With the bra on, check these to be sure of a great fit and hold:

  • Does the bra band run straight around your body? It must not be pulled up at the back.
  • Are the bra straps sitting straight on your shoulders?
  • Does the underwire or cups follow a natural shape, so not too wide or too narrow? 
  • It should start sitting flat against your ribcage and follow round, hugging your body and tracing the line of your breasts. Your breasts should be fully held and supported.
  • Lift your arms up to check the band/underwire is holding all your breast in, and that it's sitting flat, especially between the breasts. 
  • The cup should not end before your breast form does at the side, which should fall under your arms. 
  • If the bra is pulling away at the front you can try a tighter band size to pull it in. If you try a smaller band size, so say a 38" rather than a 40", the equivalent cup size will be one cup size bigger in the smaller band size.  This is because the cup has become narrower, but the volume of the breast is the same. There needs to be extra space added to the cup to make up for it and hold the breast/breast form. So, the physical volume of a 38D is the same as a 40C. A 40C breast just tends to be wider a little flatter, whereas as 38D is slightly narrower, but a little fuller. When changing band sizes, the cup size will usually need altering, unless your breasts have altered in physical size.
  • If your bra is pulling away at the front, and you find that the smaller band size is too tight for you, try the original band size with a larger cup size. So, if you were a 40C and you tried a 38D and it was too tight, next try a 40D bra to see if you can get it to sit better. These sorts of tweaks can really help when trying on different brands.

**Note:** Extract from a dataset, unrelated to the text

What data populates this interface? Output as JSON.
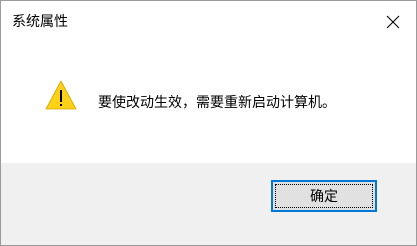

  • Does the cup sit flush at the front, at the top of the breast? Lace bras are the worst for this, but if you find the bra gapes, try a smaller cup size. 

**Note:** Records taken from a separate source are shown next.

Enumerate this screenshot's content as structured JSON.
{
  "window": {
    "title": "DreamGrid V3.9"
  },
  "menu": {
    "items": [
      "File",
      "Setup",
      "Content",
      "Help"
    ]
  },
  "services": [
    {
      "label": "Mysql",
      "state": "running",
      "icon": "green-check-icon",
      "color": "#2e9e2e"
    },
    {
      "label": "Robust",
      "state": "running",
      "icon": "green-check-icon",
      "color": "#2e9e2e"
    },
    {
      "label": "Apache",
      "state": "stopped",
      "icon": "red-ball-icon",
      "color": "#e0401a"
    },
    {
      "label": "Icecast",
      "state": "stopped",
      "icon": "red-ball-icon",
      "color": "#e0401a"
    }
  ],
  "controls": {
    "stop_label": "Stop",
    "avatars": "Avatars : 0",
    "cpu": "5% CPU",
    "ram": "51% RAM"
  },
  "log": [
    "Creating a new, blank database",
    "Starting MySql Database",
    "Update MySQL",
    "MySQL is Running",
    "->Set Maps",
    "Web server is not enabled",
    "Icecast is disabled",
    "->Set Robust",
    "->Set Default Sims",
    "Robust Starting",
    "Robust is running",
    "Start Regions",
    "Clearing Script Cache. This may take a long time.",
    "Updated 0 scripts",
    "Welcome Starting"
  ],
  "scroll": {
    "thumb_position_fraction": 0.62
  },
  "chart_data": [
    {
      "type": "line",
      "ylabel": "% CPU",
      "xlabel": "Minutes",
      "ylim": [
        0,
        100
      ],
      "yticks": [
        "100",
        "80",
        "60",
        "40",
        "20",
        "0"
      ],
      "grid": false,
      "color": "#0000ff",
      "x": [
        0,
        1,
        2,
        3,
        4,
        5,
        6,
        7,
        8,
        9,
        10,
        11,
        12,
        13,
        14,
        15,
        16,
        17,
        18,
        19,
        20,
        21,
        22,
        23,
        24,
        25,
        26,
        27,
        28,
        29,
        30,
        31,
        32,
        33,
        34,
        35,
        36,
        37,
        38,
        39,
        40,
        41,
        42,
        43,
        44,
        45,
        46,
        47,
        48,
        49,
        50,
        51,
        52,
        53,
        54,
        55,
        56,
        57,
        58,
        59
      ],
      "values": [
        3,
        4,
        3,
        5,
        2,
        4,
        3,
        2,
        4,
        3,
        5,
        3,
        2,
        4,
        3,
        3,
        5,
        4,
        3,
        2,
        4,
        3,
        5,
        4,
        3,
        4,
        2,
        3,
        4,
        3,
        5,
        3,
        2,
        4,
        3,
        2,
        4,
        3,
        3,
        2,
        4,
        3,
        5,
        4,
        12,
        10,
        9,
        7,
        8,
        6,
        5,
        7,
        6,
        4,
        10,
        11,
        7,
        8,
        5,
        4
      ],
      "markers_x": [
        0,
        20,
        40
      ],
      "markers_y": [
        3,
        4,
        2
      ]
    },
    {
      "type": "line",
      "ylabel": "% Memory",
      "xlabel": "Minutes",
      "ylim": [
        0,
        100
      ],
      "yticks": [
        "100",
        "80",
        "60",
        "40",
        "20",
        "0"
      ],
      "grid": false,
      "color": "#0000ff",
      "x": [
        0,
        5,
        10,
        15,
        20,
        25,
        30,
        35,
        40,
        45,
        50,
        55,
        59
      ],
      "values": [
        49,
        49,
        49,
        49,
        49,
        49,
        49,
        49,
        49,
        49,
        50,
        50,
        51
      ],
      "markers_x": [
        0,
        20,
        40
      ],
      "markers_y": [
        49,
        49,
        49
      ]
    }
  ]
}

  • Do you have double breasts or humps at the top of your breasts above your bra? If so move up a cup size, or maybe 2.
  • Do you have deep indentations in the shoulders? If so, loosen the straps a little or try bras with wider straps.
  • Does the bra band ride up - if so and the shoulder straps are not too tight, try a tighter band size.
  • Is the underwire digging into your breasts? Try a different bra to begin with and if it still happens, try larger band size.

If you've followed the guide to accurately measuring your bra size, you should be feeling pretty amazing right now. Stand back and marvel at your new found breasts, before sauntering off to show the world! NOTE: whilst I'm a huge advocate of 'sharing is caring', indecent exposure is a thing and I accept no responsibility for your future criminal records, hehe.

If you need any advice about any of my breast enhancers, please get in touch and I will be happy to help.